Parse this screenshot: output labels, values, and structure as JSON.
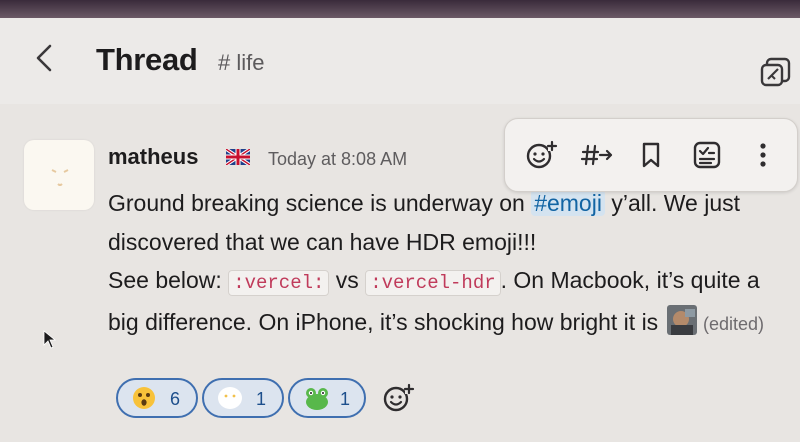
{
  "header": {
    "title": "Thread",
    "channel": "# life"
  },
  "message": {
    "author": "matheus",
    "timestamp": "Today at 8:08 AM",
    "text_before_mention": "Ground breaking science is underway on ",
    "mention": "#emoji",
    "text_after_mention": " y’all. We just discovered that we can have HDR emoji!!!",
    "see_below": "See below: ",
    "code_1": ":vercel:",
    "vs": " vs ",
    "code_2": ":vercel-hdr",
    "text_after_codes": ". On Macbook, it’s quite a big difference. On iPhone, it’s shocking how bright it is ",
    "edited": "(edited)"
  },
  "reactions": [
    {
      "icon": "astonished-face-icon",
      "count": "6"
    },
    {
      "icon": "vercel-emoji-icon",
      "count": "1"
    },
    {
      "icon": "frog-emoji-icon",
      "count": "1"
    }
  ],
  "toolbar": {
    "icons": [
      "add-reaction-icon",
      "reply-in-thread-icon",
      "bookmark-icon",
      "mark-unread-icon",
      "more-actions-icon"
    ]
  },
  "colors": {
    "accent_blue": "#1264a3",
    "code_red": "#c03b5b",
    "reaction_border": "#3f6fb0"
  }
}
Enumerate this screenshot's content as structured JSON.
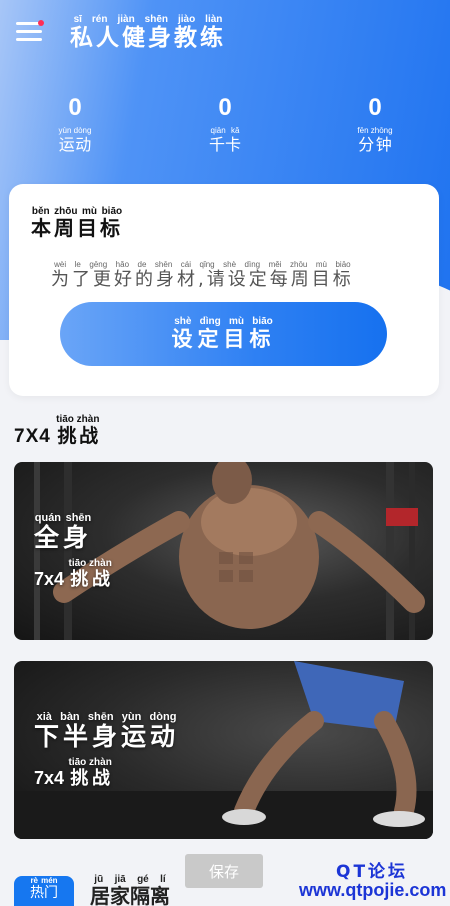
{
  "header": {
    "title": "私人健身教练",
    "title_pinyin": "sī rén jiàn shēn jiào liàn"
  },
  "stats": [
    {
      "value": "0",
      "label": "运动",
      "pinyin": "yùn dòng"
    },
    {
      "value": "0",
      "label": "千卡",
      "pinyin": "qiān kǎ"
    },
    {
      "value": "0",
      "label": "分钟",
      "pinyin": "fēn zhōng"
    }
  ],
  "goal": {
    "title": "本周目标",
    "title_pinyin": "běn zhōu mù biāo",
    "description": "为了更好的身材,请设定每周目标",
    "description_pinyin": "wèi le gēng hǎo de shēn cái qǐng shè dìng měi zhōu mù biāo",
    "button_label": "设定目标",
    "button_pinyin": "shè dìng mù biāo"
  },
  "section": {
    "prefix": "7X4",
    "title": "挑战",
    "title_pinyin": "tiāo zhàn"
  },
  "challenges": [
    {
      "name": "全身",
      "name_pinyin": "quán shēn",
      "sub_prefix": "7x4",
      "sub": "挑战",
      "sub_pinyin": "tiāo zhàn"
    },
    {
      "name": "下半身运动",
      "name_pinyin": "xià bàn shēn yùn dòng",
      "sub_prefix": "7x4",
      "sub": "挑战",
      "sub_pinyin": "tiāo zhàn"
    }
  ],
  "bottom": {
    "chip_label": "热门",
    "chip_pinyin": "rè mén",
    "heading": "居家隔离",
    "heading_pinyin": "jū jiā gé lí"
  },
  "save_label": "保存",
  "watermark": {
    "top": "QT论坛",
    "bottom": "www.qtpojie.com"
  },
  "colors": {
    "accent": "#1671ef",
    "header_start": "#a7c6f7",
    "watermark": "#1c35d6",
    "notification_dot": "#ff2d55"
  }
}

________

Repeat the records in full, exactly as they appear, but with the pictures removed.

**EXERCISE RESULT:**
Parse this screenshot: output labels, values, and structure as JSON.
{
  "header": {
    "title": "Thread",
    "channel": "# life"
  },
  "message": {
    "author": "matheus",
    "timestamp": "Today at 8:08 AM",
    "text_before_mention": "Ground breaking science is underway on ",
    "mention": "#emoji",
    "text_after_mention": " y’all. We just discovered that we can have HDR emoji!!!",
    "see_below": "See below: ",
    "code_1": ":vercel:",
    "vs": " vs ",
    "code_2": ":vercel-hdr",
    "text_after_codes": ". On Macbook, it’s quite a big difference. On iPhone, it’s shocking how bright it is ",
    "edited": "(edited)"
  },
  "reactions": [
    {
      "icon": "astonished-face-icon",
      "count": "6"
    },
    {
      "icon": "vercel-emoji-icon",
      "count": "1"
    },
    {
      "icon": "frog-emoji-icon",
      "count": "1"
    }
  ],
  "toolbar": {
    "icons": [
      "add-reaction-icon",
      "reply-in-thread-icon",
      "bookmark-icon",
      "mark-unread-icon",
      "more-actions-icon"
    ]
  },
  "colors": {
    "accent_blue": "#1264a3",
    "code_red": "#c03b5b",
    "reaction_border": "#3f6fb0"
  }
}
Enumerate this screenshot's content as structured JSON.
{
  "header": {
    "title": "私人健身教练",
    "title_pinyin": "sī rén jiàn shēn jiào liàn"
  },
  "stats": [
    {
      "value": "0",
      "label": "运动",
      "pinyin": "yùn dòng"
    },
    {
      "value": "0",
      "label": "千卡",
      "pinyin": "qiān kǎ"
    },
    {
      "value": "0",
      "label": "分钟",
      "pinyin": "fēn zhōng"
    }
  ],
  "goal": {
    "title": "本周目标",
    "title_pinyin": "běn zhōu mù biāo",
    "description": "为了更好的身材,请设定每周目标",
    "description_pinyin": "wèi le gēng hǎo de shēn cái qǐng shè dìng měi zhōu mù biāo",
    "button_label": "设定目标",
    "button_pinyin": "shè dìng mù biāo"
  },
  "section": {
    "prefix": "7X4",
    "title": "挑战",
    "title_pinyin": "tiāo zhàn"
  },
  "challenges": [
    {
      "name": "全身",
      "name_pinyin": "quán shēn",
      "sub_prefix": "7x4",
      "sub": "挑战",
      "sub_pinyin": "tiāo zhàn"
    },
    {
      "name": "下半身运动",
      "name_pinyin": "xià bàn shēn yùn dòng",
      "sub_prefix": "7x4",
      "sub": "挑战",
      "sub_pinyin": "tiāo zhàn"
    }
  ],
  "bottom": {
    "chip_label": "热门",
    "chip_pinyin": "rè mén",
    "heading": "居家隔离",
    "heading_pinyin": "jū jiā gé lí"
  },
  "save_label": "保存",
  "watermark": {
    "top": "QT论坛",
    "bottom": "www.qtpojie.com"
  },
  "colors": {
    "accent": "#1671ef",
    "header_start": "#a7c6f7",
    "watermark": "#1c35d6",
    "notification_dot": "#ff2d55"
  }
}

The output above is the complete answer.